→ Exercise directions
Type out the data again, word for word and in full.

== Exercise materials

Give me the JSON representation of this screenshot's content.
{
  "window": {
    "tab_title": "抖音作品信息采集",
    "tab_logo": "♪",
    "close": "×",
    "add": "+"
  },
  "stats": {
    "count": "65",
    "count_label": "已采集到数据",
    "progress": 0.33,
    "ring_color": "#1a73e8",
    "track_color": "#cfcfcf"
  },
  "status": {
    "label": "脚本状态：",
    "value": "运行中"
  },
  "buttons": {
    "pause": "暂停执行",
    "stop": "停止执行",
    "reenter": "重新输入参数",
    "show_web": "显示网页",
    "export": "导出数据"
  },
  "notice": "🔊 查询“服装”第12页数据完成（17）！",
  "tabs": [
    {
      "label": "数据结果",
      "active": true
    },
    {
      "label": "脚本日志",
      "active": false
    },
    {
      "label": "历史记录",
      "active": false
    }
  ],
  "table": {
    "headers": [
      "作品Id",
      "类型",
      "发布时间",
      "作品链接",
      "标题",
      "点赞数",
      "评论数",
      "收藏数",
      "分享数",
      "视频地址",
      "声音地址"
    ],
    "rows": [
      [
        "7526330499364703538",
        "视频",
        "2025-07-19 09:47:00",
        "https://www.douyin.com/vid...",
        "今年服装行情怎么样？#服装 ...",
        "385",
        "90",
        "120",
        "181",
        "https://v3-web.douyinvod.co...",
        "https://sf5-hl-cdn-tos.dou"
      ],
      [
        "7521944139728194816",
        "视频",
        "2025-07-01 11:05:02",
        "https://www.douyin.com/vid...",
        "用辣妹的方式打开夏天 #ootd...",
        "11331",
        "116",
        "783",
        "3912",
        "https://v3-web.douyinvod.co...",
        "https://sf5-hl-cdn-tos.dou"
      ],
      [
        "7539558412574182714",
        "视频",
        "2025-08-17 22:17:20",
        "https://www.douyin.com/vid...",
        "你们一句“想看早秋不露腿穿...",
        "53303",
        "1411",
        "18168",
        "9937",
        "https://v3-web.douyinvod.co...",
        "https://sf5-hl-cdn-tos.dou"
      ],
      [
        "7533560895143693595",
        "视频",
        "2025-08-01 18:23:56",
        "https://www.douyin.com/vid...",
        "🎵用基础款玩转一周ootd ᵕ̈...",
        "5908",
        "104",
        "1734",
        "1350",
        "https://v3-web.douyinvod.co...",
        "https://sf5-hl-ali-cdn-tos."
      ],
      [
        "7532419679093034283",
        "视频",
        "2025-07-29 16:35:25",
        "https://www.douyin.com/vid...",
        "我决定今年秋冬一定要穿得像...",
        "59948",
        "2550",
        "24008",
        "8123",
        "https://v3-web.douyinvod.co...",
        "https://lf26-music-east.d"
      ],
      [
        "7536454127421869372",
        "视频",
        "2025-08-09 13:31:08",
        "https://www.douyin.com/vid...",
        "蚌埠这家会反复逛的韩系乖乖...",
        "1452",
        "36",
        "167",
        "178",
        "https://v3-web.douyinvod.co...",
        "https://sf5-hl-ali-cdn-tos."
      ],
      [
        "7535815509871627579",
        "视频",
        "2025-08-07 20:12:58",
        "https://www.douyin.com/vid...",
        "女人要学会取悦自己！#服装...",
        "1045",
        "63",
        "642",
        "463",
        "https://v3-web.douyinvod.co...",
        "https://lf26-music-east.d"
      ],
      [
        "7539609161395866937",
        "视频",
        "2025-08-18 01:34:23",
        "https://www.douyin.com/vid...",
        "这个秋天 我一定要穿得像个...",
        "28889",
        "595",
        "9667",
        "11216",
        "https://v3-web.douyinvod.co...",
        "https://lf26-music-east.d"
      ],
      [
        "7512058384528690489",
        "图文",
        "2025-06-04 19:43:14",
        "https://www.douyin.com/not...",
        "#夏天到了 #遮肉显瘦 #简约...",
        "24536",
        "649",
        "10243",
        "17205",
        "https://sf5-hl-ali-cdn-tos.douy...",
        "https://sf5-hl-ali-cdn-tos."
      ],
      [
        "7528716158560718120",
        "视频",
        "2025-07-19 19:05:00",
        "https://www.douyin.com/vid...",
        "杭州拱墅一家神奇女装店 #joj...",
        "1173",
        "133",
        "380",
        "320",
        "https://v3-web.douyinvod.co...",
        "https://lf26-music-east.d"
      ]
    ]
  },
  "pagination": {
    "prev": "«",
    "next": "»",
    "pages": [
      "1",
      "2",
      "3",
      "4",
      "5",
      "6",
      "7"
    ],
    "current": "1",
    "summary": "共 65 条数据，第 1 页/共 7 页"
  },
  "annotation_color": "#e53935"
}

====

→ Written answer
Give me the JSON representation of this screenshot's content.
{
  "window": {
    "tab_title": "抖音作品信息采集",
    "tab_logo": "♪",
    "close": "×",
    "add": "+"
  },
  "stats": {
    "count": "65",
    "count_label": "已采集到数据",
    "progress": 0.33,
    "ring_color": "#1a73e8",
    "track_color": "#cfcfcf"
  },
  "status": {
    "label": "脚本状态：",
    "value": "运行中"
  },
  "buttons": {
    "pause": "暂停执行",
    "stop": "停止执行",
    "reenter": "重新输入参数",
    "show_web": "显示网页",
    "export": "导出数据"
  },
  "notice": "🔊 查询“服装”第12页数据完成（17）！",
  "tabs": [
    {
      "label": "数据结果",
      "active": true
    },
    {
      "label": "脚本日志",
      "active": false
    },
    {
      "label": "历史记录",
      "active": false
    }
  ],
  "table": {
    "headers": [
      "作品Id",
      "类型",
      "发布时间",
      "作品链接",
      "标题",
      "点赞数",
      "评论数",
      "收藏数",
      "分享数",
      "视频地址",
      "声音地址"
    ],
    "rows": [
      [
        "7526330499364703538",
        "视频",
        "2025-07-19 09:47:00",
        "https://www.douyin.com/vid...",
        "今年服装行情怎么样？#服装 ...",
        "385",
        "90",
        "120",
        "181",
        "https://v3-web.douyinvod.co...",
        "https://sf5-hl-cdn-tos.dou"
      ],
      [
        "7521944139728194816",
        "视频",
        "2025-07-01 11:05:02",
        "https://www.douyin.com/vid...",
        "用辣妹的方式打开夏天 #ootd...",
        "11331",
        "116",
        "783",
        "3912",
        "https://v3-web.douyinvod.co...",
        "https://sf5-hl-cdn-tos.dou"
      ],
      [
        "7539558412574182714",
        "视频",
        "2025-08-17 22:17:20",
        "https://www.douyin.com/vid...",
        "你们一句“想看早秋不露腿穿...",
        "53303",
        "1411",
        "18168",
        "9937",
        "https://v3-web.douyinvod.co...",
        "https://sf5-hl-cdn-tos.dou"
      ],
      [
        "7533560895143693595",
        "视频",
        "2025-08-01 18:23:56",
        "https://www.douyin.com/vid...",
        "🎵用基础款玩转一周ootd ᵕ̈...",
        "5908",
        "104",
        "1734",
        "1350",
        "https://v3-web.douyinvod.co...",
        "https://sf5-hl-ali-cdn-tos."
      ],
      [
        "7532419679093034283",
        "视频",
        "2025-07-29 16:35:25",
        "https://www.douyin.com/vid...",
        "我决定今年秋冬一定要穿得像...",
        "59948",
        "2550",
        "24008",
        "8123",
        "https://v3-web.douyinvod.co...",
        "https://lf26-music-east.d"
      ],
      [
        "7536454127421869372",
        "视频",
        "2025-08-09 13:31:08",
        "https://www.douyin.com/vid...",
        "蚌埠这家会反复逛的韩系乖乖...",
        "1452",
        "36",
        "167",
        "178",
        "https://v3-web.douyinvod.co...",
        "https://sf5-hl-ali-cdn-tos."
      ],
      [
        "7535815509871627579",
        "视频",
        "2025-08-07 20:12:58",
        "https://www.douyin.com/vid...",
        "女人要学会取悦自己！#服装...",
        "1045",
        "63",
        "642",
        "463",
        "https://v3-web.douyinvod.co...",
        "https://lf26-music-east.d"
      ],
      [
        "7539609161395866937",
        "视频",
        "2025-08-18 01:34:23",
        "https://www.douyin.com/vid...",
        "这个秋天 我一定要穿得像个...",
        "28889",
        "595",
        "9667",
        "11216",
        "https://v3-web.douyinvod.co...",
        "https://lf26-music-east.d"
      ],
      [
        "7512058384528690489",
        "图文",
        "2025-06-04 19:43:14",
        "https://www.douyin.com/not...",
        "#夏天到了 #遮肉显瘦 #简约...",
        "24536",
        "649",
        "10243",
        "17205",
        "https://sf5-hl-ali-cdn-tos.douy...",
        "https://sf5-hl-ali-cdn-tos."
      ],
      [
        "7528716158560718120",
        "视频",
        "2025-07-19 19:05:00",
        "https://www.douyin.com/vid...",
        "杭州拱墅一家神奇女装店 #joj...",
        "1173",
        "133",
        "380",
        "320",
        "https://v3-web.douyinvod.co...",
        "https://lf26-music-east.d"
      ]
    ]
  },
  "pagination": {
    "prev": "«",
    "next": "»",
    "pages": [
      "1",
      "2",
      "3",
      "4",
      "5",
      "6",
      "7"
    ],
    "current": "1",
    "summary": "共 65 条数据，第 1 页/共 7 页"
  },
  "annotation_color": "#e53935"
}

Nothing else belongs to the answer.